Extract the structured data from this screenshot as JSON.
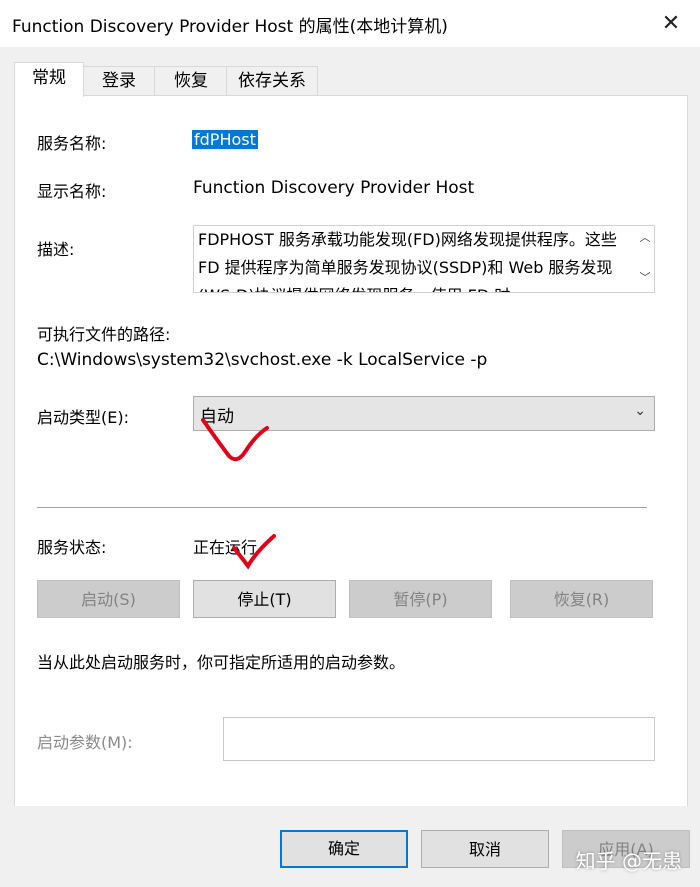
{
  "window": {
    "title": "Function Discovery Provider Host 的属性(本地计算机)"
  },
  "tabs": [
    {
      "label": "常规"
    },
    {
      "label": "登录"
    },
    {
      "label": "恢复"
    },
    {
      "label": "依存关系"
    }
  ],
  "general": {
    "service_name_label": "服务名称:",
    "service_name_value": "fdPHost",
    "display_name_label": "显示名称:",
    "display_name_value": "Function Discovery Provider Host",
    "description_label": "描述:",
    "description_value": "FDPHOST 服务承载功能发现(FD)网络发现提供程序。这些 FD 提供程序为简单服务发现协议(SSDP)和 Web 服务发现(WS-D)协议提供网络发现服务。使用 FD 时",
    "path_label": "可执行文件的路径:",
    "path_value": "C:\\Windows\\system32\\svchost.exe -k LocalService -p",
    "startup_type_label": "启动类型(E):",
    "startup_type_value": "自动",
    "service_status_label": "服务状态:",
    "service_status_value": "正在运行",
    "hint_text": "当从此处启动服务时，你可指定所适用的启动参数。",
    "start_params_label": "启动参数(M):",
    "start_params_value": ""
  },
  "service_buttons": {
    "start": "启动(S)",
    "stop": "停止(T)",
    "pause": "暂停(P)",
    "resume": "恢复(R)"
  },
  "footer_buttons": {
    "ok": "确定",
    "cancel": "取消",
    "apply": "应用(A)"
  },
  "watermark": "知乎 @无患",
  "colors": {
    "selection": "#0078d7",
    "annotation": "#e0001a"
  }
}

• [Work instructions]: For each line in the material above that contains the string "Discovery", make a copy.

• [Result below]:
    "title": "Function Discovery Provider Host 的属性(本地计算机)"
    "display_name_value": "Function Discovery Provider Host",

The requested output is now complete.